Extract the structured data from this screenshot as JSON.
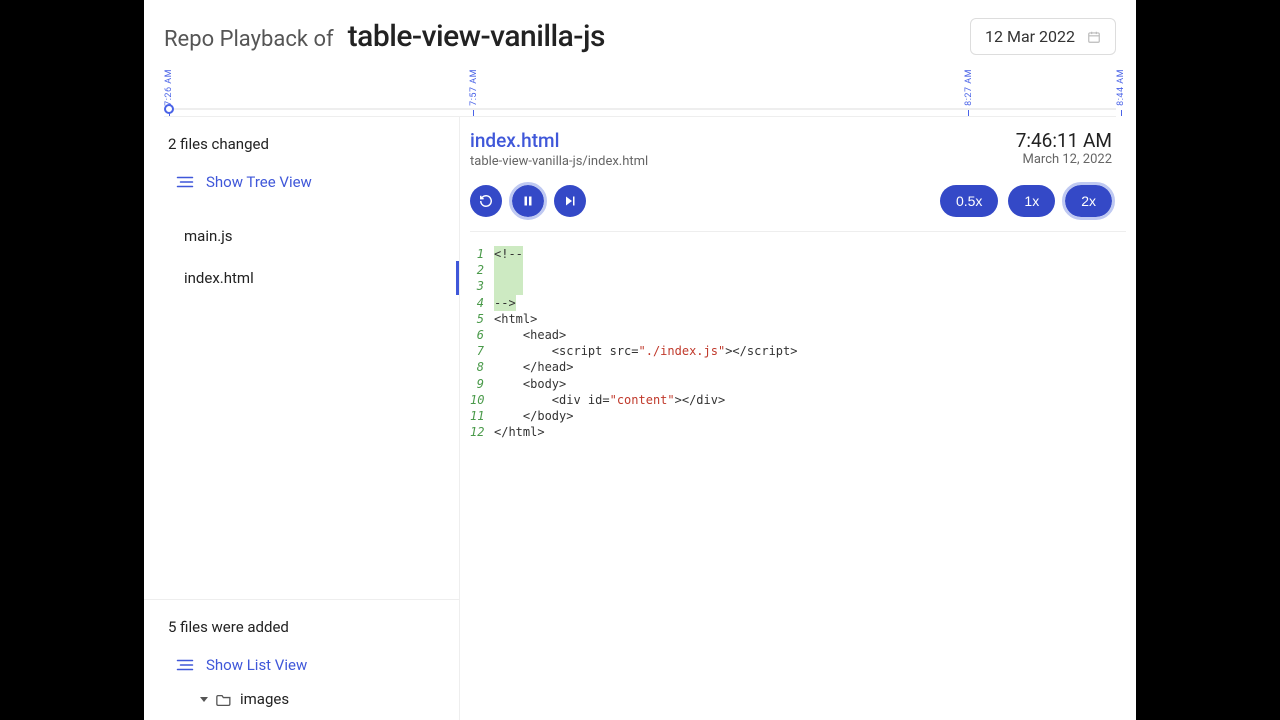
{
  "header": {
    "prefix": "Repo Playback of",
    "title": "table-view-vanilla-js",
    "date_label": "12 Mar 2022"
  },
  "timeline": {
    "ticks": [
      {
        "label": "7:26 AM",
        "pos": 0.0
      },
      {
        "label": "7:57 AM",
        "pos": 0.32
      },
      {
        "label": "8:27 AM",
        "pos": 0.84
      },
      {
        "label": "8:44 AM",
        "pos": 1.0
      }
    ],
    "playhead_pos": 0.005
  },
  "sidebar": {
    "changed_title": "2 files changed",
    "show_tree_label": "Show Tree View",
    "files": [
      "main.js",
      "index.html"
    ],
    "active_file_index": 1,
    "added_title": "5 files were added",
    "show_list_label": "Show List View",
    "tree_items": [
      "images"
    ]
  },
  "file": {
    "name": "index.html",
    "path": "table-view-vanilla-js/index.html",
    "time": "7:46:11 AM",
    "date": "March 12, 2022"
  },
  "controls": {
    "speeds": [
      "0.5x",
      "1x",
      "2x"
    ],
    "active_speed_index": 2,
    "active_play_index": 1
  },
  "code": {
    "lines": [
      {
        "n": 1,
        "hl": true,
        "segs": [
          {
            "t": "<!--"
          }
        ]
      },
      {
        "n": 2,
        "hl": true,
        "segs": [
          {
            "t": "    "
          }
        ]
      },
      {
        "n": 3,
        "hl": true,
        "segs": [
          {
            "t": "    "
          }
        ]
      },
      {
        "n": 4,
        "hl": true,
        "segs": [
          {
            "t": "-->"
          }
        ]
      },
      {
        "n": 5,
        "hl": false,
        "segs": [
          {
            "t": "<html>"
          }
        ]
      },
      {
        "n": 6,
        "hl": false,
        "segs": [
          {
            "t": "    <head>"
          }
        ]
      },
      {
        "n": 7,
        "hl": false,
        "segs": [
          {
            "t": "        <script src="
          },
          {
            "t": "\"./index.js\"",
            "cls": "str"
          },
          {
            "t": "></scr"
          },
          {
            "t": "ipt>"
          }
        ]
      },
      {
        "n": 8,
        "hl": false,
        "segs": [
          {
            "t": "    </head>"
          }
        ]
      },
      {
        "n": 9,
        "hl": false,
        "segs": [
          {
            "t": "    <body>"
          }
        ]
      },
      {
        "n": 10,
        "hl": false,
        "segs": [
          {
            "t": "        <div id="
          },
          {
            "t": "\"content\"",
            "cls": "str"
          },
          {
            "t": "></div>"
          }
        ]
      },
      {
        "n": 11,
        "hl": false,
        "segs": [
          {
            "t": "    </body>"
          }
        ]
      },
      {
        "n": 12,
        "hl": false,
        "segs": [
          {
            "t": "</html>"
          }
        ]
      }
    ]
  }
}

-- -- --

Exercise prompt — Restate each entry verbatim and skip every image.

Answer for the task —
Extract the structured data from this screenshot as JSON.
{
  "header": {
    "prefix": "Repo Playback of",
    "title": "table-view-vanilla-js",
    "date_label": "12 Mar 2022"
  },
  "timeline": {
    "ticks": [
      {
        "label": "7:26 AM",
        "pos": 0.0
      },
      {
        "label": "7:57 AM",
        "pos": 0.32
      },
      {
        "label": "8:27 AM",
        "pos": 0.84
      },
      {
        "label": "8:44 AM",
        "pos": 1.0
      }
    ],
    "playhead_pos": 0.005
  },
  "sidebar": {
    "changed_title": "2 files changed",
    "show_tree_label": "Show Tree View",
    "files": [
      "main.js",
      "index.html"
    ],
    "active_file_index": 1,
    "added_title": "5 files were added",
    "show_list_label": "Show List View",
    "tree_items": [
      "images"
    ]
  },
  "file": {
    "name": "index.html",
    "path": "table-view-vanilla-js/index.html",
    "time": "7:46:11 AM",
    "date": "March 12, 2022"
  },
  "controls": {
    "speeds": [
      "0.5x",
      "1x",
      "2x"
    ],
    "active_speed_index": 2,
    "active_play_index": 1
  },
  "code": {
    "lines": [
      {
        "n": 1,
        "hl": true,
        "segs": [
          {
            "t": "<!--"
          }
        ]
      },
      {
        "n": 2,
        "hl": true,
        "segs": [
          {
            "t": "    "
          }
        ]
      },
      {
        "n": 3,
        "hl": true,
        "segs": [
          {
            "t": "    "
          }
        ]
      },
      {
        "n": 4,
        "hl": true,
        "segs": [
          {
            "t": "-->"
          }
        ]
      },
      {
        "n": 5,
        "hl": false,
        "segs": [
          {
            "t": "<html>"
          }
        ]
      },
      {
        "n": 6,
        "hl": false,
        "segs": [
          {
            "t": "    <head>"
          }
        ]
      },
      {
        "n": 7,
        "hl": false,
        "segs": [
          {
            "t": "        <script src="
          },
          {
            "t": "\"./index.js\"",
            "cls": "str"
          },
          {
            "t": "></scr"
          },
          {
            "t": "ipt>"
          }
        ]
      },
      {
        "n": 8,
        "hl": false,
        "segs": [
          {
            "t": "    </head>"
          }
        ]
      },
      {
        "n": 9,
        "hl": false,
        "segs": [
          {
            "t": "    <body>"
          }
        ]
      },
      {
        "n": 10,
        "hl": false,
        "segs": [
          {
            "t": "        <div id="
          },
          {
            "t": "\"content\"",
            "cls": "str"
          },
          {
            "t": "></div>"
          }
        ]
      },
      {
        "n": 11,
        "hl": false,
        "segs": [
          {
            "t": "    </body>"
          }
        ]
      },
      {
        "n": 12,
        "hl": false,
        "segs": [
          {
            "t": "</html>"
          }
        ]
      }
    ]
  }
}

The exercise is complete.